[Data about app and page elements]
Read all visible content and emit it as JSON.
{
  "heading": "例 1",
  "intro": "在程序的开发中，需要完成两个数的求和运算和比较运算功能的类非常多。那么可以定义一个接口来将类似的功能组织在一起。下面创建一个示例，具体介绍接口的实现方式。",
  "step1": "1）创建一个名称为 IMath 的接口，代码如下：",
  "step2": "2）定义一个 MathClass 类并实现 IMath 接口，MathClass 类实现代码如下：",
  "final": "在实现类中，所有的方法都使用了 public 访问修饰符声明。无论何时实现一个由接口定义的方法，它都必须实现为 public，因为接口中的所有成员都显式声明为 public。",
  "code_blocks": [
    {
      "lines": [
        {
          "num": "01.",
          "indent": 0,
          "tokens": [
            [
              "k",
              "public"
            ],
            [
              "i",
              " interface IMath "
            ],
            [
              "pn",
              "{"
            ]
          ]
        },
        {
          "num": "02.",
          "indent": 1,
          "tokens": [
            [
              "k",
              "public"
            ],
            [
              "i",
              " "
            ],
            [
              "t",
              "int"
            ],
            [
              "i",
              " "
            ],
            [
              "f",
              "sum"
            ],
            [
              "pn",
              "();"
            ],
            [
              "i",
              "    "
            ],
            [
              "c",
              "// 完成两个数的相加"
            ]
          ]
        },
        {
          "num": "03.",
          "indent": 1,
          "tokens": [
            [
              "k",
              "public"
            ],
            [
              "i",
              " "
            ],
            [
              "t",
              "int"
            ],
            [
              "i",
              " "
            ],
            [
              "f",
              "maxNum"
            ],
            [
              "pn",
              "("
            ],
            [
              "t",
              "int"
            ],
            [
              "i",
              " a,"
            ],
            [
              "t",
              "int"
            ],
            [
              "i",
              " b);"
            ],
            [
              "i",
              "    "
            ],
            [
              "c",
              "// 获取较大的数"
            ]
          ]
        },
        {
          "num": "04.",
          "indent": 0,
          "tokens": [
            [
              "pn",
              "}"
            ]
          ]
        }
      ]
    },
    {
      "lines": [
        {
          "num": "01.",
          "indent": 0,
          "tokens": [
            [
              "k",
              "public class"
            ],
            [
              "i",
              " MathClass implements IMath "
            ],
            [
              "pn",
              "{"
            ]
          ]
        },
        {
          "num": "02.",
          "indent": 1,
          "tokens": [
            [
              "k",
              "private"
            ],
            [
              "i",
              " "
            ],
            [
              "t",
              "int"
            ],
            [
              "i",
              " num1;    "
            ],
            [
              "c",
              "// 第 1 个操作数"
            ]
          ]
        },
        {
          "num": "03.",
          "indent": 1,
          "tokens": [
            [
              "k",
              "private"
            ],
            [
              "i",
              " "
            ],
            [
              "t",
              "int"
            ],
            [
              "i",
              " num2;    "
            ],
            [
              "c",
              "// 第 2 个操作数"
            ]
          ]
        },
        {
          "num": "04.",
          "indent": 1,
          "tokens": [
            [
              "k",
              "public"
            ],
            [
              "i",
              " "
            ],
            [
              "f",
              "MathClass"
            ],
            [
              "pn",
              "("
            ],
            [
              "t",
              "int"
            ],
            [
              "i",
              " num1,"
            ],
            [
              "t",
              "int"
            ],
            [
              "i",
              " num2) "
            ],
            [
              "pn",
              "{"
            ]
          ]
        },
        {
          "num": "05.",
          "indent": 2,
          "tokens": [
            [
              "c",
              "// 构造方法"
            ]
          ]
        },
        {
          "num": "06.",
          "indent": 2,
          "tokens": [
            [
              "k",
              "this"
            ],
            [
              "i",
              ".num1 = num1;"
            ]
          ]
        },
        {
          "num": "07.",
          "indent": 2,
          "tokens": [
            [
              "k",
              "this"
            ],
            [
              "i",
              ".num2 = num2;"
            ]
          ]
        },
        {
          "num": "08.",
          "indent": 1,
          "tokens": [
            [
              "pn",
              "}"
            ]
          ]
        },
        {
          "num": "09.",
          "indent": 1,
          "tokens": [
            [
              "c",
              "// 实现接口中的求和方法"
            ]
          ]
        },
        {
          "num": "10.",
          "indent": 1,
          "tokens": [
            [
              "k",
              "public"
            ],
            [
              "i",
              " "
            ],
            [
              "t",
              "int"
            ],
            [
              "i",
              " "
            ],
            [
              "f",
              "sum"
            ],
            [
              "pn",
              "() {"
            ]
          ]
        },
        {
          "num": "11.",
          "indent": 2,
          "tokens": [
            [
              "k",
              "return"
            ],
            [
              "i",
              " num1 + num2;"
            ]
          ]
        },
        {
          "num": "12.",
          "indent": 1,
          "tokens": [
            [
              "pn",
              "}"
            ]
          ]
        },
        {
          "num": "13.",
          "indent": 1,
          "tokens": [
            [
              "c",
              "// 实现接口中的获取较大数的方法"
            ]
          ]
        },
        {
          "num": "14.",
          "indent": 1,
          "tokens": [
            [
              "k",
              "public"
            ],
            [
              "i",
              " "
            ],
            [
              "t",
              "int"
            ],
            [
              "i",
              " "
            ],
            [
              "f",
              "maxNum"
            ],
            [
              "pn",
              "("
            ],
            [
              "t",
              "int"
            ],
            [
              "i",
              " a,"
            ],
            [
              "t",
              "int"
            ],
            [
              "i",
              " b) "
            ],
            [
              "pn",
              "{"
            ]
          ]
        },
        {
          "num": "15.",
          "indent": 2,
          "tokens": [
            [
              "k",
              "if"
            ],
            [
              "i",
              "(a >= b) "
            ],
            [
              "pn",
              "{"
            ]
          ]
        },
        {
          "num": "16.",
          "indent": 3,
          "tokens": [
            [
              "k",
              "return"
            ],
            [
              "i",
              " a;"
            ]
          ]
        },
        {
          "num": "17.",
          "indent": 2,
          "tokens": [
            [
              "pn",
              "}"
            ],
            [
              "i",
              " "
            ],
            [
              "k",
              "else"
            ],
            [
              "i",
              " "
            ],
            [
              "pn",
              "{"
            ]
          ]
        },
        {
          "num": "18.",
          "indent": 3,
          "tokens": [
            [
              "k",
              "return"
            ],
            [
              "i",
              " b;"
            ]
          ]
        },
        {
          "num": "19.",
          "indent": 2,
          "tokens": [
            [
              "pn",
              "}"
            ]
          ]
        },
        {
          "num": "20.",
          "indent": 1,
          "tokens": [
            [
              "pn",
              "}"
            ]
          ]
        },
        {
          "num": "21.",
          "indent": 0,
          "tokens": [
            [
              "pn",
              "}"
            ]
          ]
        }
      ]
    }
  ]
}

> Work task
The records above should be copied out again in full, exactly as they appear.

> Answer to the exercise
Read all visible content and emit it as JSON.
{
  "heading": "例 1",
  "intro": "在程序的开发中，需要完成两个数的求和运算和比较运算功能的类非常多。那么可以定义一个接口来将类似的功能组织在一起。下面创建一个示例，具体介绍接口的实现方式。",
  "step1": "1）创建一个名称为 IMath 的接口，代码如下：",
  "step2": "2）定义一个 MathClass 类并实现 IMath 接口，MathClass 类实现代码如下：",
  "final": "在实现类中，所有的方法都使用了 public 访问修饰符声明。无论何时实现一个由接口定义的方法，它都必须实现为 public，因为接口中的所有成员都显式声明为 public。",
  "code_blocks": [
    {
      "lines": [
        {
          "num": "01.",
          "indent": 0,
          "tokens": [
            [
              "k",
              "public"
            ],
            [
              "i",
              " interface IMath "
            ],
            [
              "pn",
              "{"
            ]
          ]
        },
        {
          "num": "02.",
          "indent": 1,
          "tokens": [
            [
              "k",
              "public"
            ],
            [
              "i",
              " "
            ],
            [
              "t",
              "int"
            ],
            [
              "i",
              " "
            ],
            [
              "f",
              "sum"
            ],
            [
              "pn",
              "();"
            ],
            [
              "i",
              "    "
            ],
            [
              "c",
              "// 完成两个数的相加"
            ]
          ]
        },
        {
          "num": "03.",
          "indent": 1,
          "tokens": [
            [
              "k",
              "public"
            ],
            [
              "i",
              " "
            ],
            [
              "t",
              "int"
            ],
            [
              "i",
              " "
            ],
            [
              "f",
              "maxNum"
            ],
            [
              "pn",
              "("
            ],
            [
              "t",
              "int"
            ],
            [
              "i",
              " a,"
            ],
            [
              "t",
              "int"
            ],
            [
              "i",
              " b);"
            ],
            [
              "i",
              "    "
            ],
            [
              "c",
              "// 获取较大的数"
            ]
          ]
        },
        {
          "num": "04.",
          "indent": 0,
          "tokens": [
            [
              "pn",
              "}"
            ]
          ]
        }
      ]
    },
    {
      "lines": [
        {
          "num": "01.",
          "indent": 0,
          "tokens": [
            [
              "k",
              "public class"
            ],
            [
              "i",
              " MathClass implements IMath "
            ],
            [
              "pn",
              "{"
            ]
          ]
        },
        {
          "num": "02.",
          "indent": 1,
          "tokens": [
            [
              "k",
              "private"
            ],
            [
              "i",
              " "
            ],
            [
              "t",
              "int"
            ],
            [
              "i",
              " num1;    "
            ],
            [
              "c",
              "// 第 1 个操作数"
            ]
          ]
        },
        {
          "num": "03.",
          "indent": 1,
          "tokens": [
            [
              "k",
              "private"
            ],
            [
              "i",
              " "
            ],
            [
              "t",
              "int"
            ],
            [
              "i",
              " num2;    "
            ],
            [
              "c",
              "// 第 2 个操作数"
            ]
          ]
        },
        {
          "num": "04.",
          "indent": 1,
          "tokens": [
            [
              "k",
              "public"
            ],
            [
              "i",
              " "
            ],
            [
              "f",
              "MathClass"
            ],
            [
              "pn",
              "("
            ],
            [
              "t",
              "int"
            ],
            [
              "i",
              " num1,"
            ],
            [
              "t",
              "int"
            ],
            [
              "i",
              " num2) "
            ],
            [
              "pn",
              "{"
            ]
          ]
        },
        {
          "num": "05.",
          "indent": 2,
          "tokens": [
            [
              "c",
              "// 构造方法"
            ]
          ]
        },
        {
          "num": "06.",
          "indent": 2,
          "tokens": [
            [
              "k",
              "this"
            ],
            [
              "i",
              ".num1 = num1;"
            ]
          ]
        },
        {
          "num": "07.",
          "indent": 2,
          "tokens": [
            [
              "k",
              "this"
            ],
            [
              "i",
              ".num2 = num2;"
            ]
          ]
        },
        {
          "num": "08.",
          "indent": 1,
          "tokens": [
            [
              "pn",
              "}"
            ]
          ]
        },
        {
          "num": "09.",
          "indent": 1,
          "tokens": [
            [
              "c",
              "// 实现接口中的求和方法"
            ]
          ]
        },
        {
          "num": "10.",
          "indent": 1,
          "tokens": [
            [
              "k",
              "public"
            ],
            [
              "i",
              " "
            ],
            [
              "t",
              "int"
            ],
            [
              "i",
              " "
            ],
            [
              "f",
              "sum"
            ],
            [
              "pn",
              "() {"
            ]
          ]
        },
        {
          "num": "11.",
          "indent": 2,
          "tokens": [
            [
              "k",
              "return"
            ],
            [
              "i",
              " num1 + num2;"
            ]
          ]
        },
        {
          "num": "12.",
          "indent": 1,
          "tokens": [
            [
              "pn",
              "}"
            ]
          ]
        },
        {
          "num": "13.",
          "indent": 1,
          "tokens": [
            [
              "c",
              "// 实现接口中的获取较大数的方法"
            ]
          ]
        },
        {
          "num": "14.",
          "indent": 1,
          "tokens": [
            [
              "k",
              "public"
            ],
            [
              "i",
              " "
            ],
            [
              "t",
              "int"
            ],
            [
              "i",
              " "
            ],
            [
              "f",
              "maxNum"
            ],
            [
              "pn",
              "("
            ],
            [
              "t",
              "int"
            ],
            [
              "i",
              " a,"
            ],
            [
              "t",
              "int"
            ],
            [
              "i",
              " b) "
            ],
            [
              "pn",
              "{"
            ]
          ]
        },
        {
          "num": "15.",
          "indent": 2,
          "tokens": [
            [
              "k",
              "if"
            ],
            [
              "i",
              "(a >= b) "
            ],
            [
              "pn",
              "{"
            ]
          ]
        },
        {
          "num": "16.",
          "indent": 3,
          "tokens": [
            [
              "k",
              "return"
            ],
            [
              "i",
              " a;"
            ]
          ]
        },
        {
          "num": "17.",
          "indent": 2,
          "tokens": [
            [
              "pn",
              "}"
            ],
            [
              "i",
              " "
            ],
            [
              "k",
              "else"
            ],
            [
              "i",
              " "
            ],
            [
              "pn",
              "{"
            ]
          ]
        },
        {
          "num": "18.",
          "indent": 3,
          "tokens": [
            [
              "k",
              "return"
            ],
            [
              "i",
              " b;"
            ]
          ]
        },
        {
          "num": "19.",
          "indent": 2,
          "tokens": [
            [
              "pn",
              "}"
            ]
          ]
        },
        {
          "num": "20.",
          "indent": 1,
          "tokens": [
            [
              "pn",
              "}"
            ]
          ]
        },
        {
          "num": "21.",
          "indent": 0,
          "tokens": [
            [
              "pn",
              "}"
            ]
          ]
        }
      ]
    }
  ]
}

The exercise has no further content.